“He was smiling … He had it on his face right to the very end.” At least that’s what I’d like to think happened in the final minutes of Frank Pierson’s life. The 87-year-old screenwriter died of natural causes in Los Angeles, The Hollywood Reporter reported Monday morning.
The Cool Hand Luke scribe, responsible for the previous one-liner and a muthaload of others (see below) from the southern-fried prison flick, had also penned the scripts for a slew of top-shelf titles including Dog Day Afternoon, Presumed Innocent, Cat Ballou, Citizen Cohn, and, more recently, was the token octogenarian on the Mad Men writing staff.
No question Pierson was a respected figure among the studios, or at least a figurehead. Screenplays aside, he resided as president of the Academy of Motion Pictures Arts and Sciences from 2001 to 2005, but, honestly, who other than the ass-licking champs of Oscar campaigns give a shit? Ditch all the other credits, too, for that matter. To the Everyman moviegoer, Pierson’s runaway contribution was the 1967 on-screen anthem for sticking it to The Man, the Paul Newman vehicle that serves as a reminder to us all how we should behave in and out of prison – don’t take shit from nobody, even when you’ve got two sets of shackles clamped at your knees and ankles.
For those who haven’t seen the Stuart Rosenberg-directed Cool Hand Luke, first let me say I’m sorry that your elders’ taste is in their ass. How many times they made you sit through The Way We Were and Chitty Chitty Bang Bang without bothering to share a movie that, for many, was an absolute life-changer. Based on the 1965 slack-jawed novel of the same name that vaguely doubles as a memoir, ex-con/author Donn Pearce recounts his days in a Florida chain gang populated by burglars, bullshit artists, and, of course, our titular alcoholic war hero. We don’t meet Lucas Jackson until about chapter three, where we find out that he’s looking at two years for cutting the heads off of parking meters. Because that’s what war heroes do when they come home to a place where the rules and regs don’t make sense anymore.

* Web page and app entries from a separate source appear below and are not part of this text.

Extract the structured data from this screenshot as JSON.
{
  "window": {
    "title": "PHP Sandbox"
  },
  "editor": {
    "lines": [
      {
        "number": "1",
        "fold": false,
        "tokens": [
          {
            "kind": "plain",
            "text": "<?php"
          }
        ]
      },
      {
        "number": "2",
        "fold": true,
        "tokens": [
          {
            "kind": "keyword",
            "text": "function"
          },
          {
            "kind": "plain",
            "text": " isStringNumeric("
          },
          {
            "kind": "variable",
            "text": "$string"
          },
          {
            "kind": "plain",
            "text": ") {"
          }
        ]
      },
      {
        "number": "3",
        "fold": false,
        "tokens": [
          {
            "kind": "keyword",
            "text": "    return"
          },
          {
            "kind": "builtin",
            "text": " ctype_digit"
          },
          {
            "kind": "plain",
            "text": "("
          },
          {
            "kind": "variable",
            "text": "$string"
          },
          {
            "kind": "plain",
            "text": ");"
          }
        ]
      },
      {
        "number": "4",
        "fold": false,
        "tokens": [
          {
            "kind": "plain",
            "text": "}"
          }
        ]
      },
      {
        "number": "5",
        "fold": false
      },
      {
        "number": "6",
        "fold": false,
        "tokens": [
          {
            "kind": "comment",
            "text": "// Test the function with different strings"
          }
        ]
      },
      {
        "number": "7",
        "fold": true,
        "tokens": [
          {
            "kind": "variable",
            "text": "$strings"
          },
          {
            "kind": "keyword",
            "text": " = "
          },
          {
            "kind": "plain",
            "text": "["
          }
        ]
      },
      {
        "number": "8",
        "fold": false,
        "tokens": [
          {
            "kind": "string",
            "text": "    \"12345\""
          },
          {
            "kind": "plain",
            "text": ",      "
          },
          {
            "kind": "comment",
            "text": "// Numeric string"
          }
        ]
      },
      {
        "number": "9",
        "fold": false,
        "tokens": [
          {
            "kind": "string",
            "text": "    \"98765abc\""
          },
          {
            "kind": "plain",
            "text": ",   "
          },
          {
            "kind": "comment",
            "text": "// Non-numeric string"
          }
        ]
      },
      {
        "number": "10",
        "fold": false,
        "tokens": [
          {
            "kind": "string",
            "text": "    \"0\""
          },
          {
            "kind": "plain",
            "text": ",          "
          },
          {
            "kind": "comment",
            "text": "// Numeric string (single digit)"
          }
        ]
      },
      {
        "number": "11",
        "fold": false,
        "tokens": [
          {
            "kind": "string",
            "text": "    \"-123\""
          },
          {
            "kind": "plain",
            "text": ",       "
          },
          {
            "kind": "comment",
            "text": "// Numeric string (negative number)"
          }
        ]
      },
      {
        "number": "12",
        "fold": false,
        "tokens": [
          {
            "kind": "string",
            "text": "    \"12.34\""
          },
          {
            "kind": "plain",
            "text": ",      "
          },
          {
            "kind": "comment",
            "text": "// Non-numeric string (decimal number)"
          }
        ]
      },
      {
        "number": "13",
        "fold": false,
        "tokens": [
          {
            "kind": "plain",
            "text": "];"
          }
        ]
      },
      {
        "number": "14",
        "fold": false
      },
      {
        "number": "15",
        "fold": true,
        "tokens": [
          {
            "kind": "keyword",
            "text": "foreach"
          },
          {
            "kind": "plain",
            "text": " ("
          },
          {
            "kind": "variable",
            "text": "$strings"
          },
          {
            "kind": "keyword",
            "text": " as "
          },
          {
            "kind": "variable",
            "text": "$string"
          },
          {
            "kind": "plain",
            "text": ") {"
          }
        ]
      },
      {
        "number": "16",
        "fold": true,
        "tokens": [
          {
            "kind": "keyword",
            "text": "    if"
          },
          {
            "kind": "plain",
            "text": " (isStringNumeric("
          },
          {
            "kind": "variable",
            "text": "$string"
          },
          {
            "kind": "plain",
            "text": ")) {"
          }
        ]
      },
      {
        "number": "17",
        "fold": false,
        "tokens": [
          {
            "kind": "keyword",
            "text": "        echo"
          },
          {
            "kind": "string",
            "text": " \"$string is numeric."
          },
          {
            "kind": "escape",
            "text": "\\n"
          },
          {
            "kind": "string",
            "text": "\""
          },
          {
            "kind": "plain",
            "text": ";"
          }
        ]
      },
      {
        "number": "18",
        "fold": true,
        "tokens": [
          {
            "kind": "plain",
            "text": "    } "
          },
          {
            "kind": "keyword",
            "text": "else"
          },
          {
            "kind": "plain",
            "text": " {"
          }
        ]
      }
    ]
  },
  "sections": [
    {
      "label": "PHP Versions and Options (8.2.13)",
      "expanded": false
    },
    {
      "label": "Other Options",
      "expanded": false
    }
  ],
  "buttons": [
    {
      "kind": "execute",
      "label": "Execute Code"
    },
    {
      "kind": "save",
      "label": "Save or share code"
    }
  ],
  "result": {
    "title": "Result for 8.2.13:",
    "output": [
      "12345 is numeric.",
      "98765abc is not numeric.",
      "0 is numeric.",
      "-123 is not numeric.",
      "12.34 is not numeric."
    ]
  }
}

It may have been Pearce’s recollections that gave the blueprints, but it was Pierson who was responsible for creating the soliloquies that’ve been mimicked for decades in locker rooms and on back porches between drunken nephews and uncles.
Plus he gave us a pre-Easy Rider Dennis Hopper, making duck noises while wearing soap-on-a-rope!
In the book, everything was recounted by the author in mostly flashbacks. (In real life, he was busted in 1949 for safecracking at the age of 21; in the movie he was a forgettable inmate named “Sailor.”) Pierson pushed the autobiographical riff to the side to make way for all the southern grotesque characters to come out the woodwork. Who can forget the most notable of all, the prison camp’s captain, played by the late great Strother Martin? The Indiana-born U.S. Navy swimming instructor fell into showbiz by teaching movie stars’ children the backstroke on their luscious Hollywood estates.
He trudged his way through a heap of boob tube westerns before sneaking onto the silver screen, but Martin didn’t become a household
name face until given the opportunity to breathe life into Pierson’s script. Some of those lines, my two faves that come to mind embedded above and below, are as memorable as anything Vivien Leigh blubbered while that house was burning or when Bogart hit on Claude Rains at the end of Casablanca. So pour one out for Pierson. If it wasn’t for him, Pearce’s memory may have never been realized by the scraggily Martin.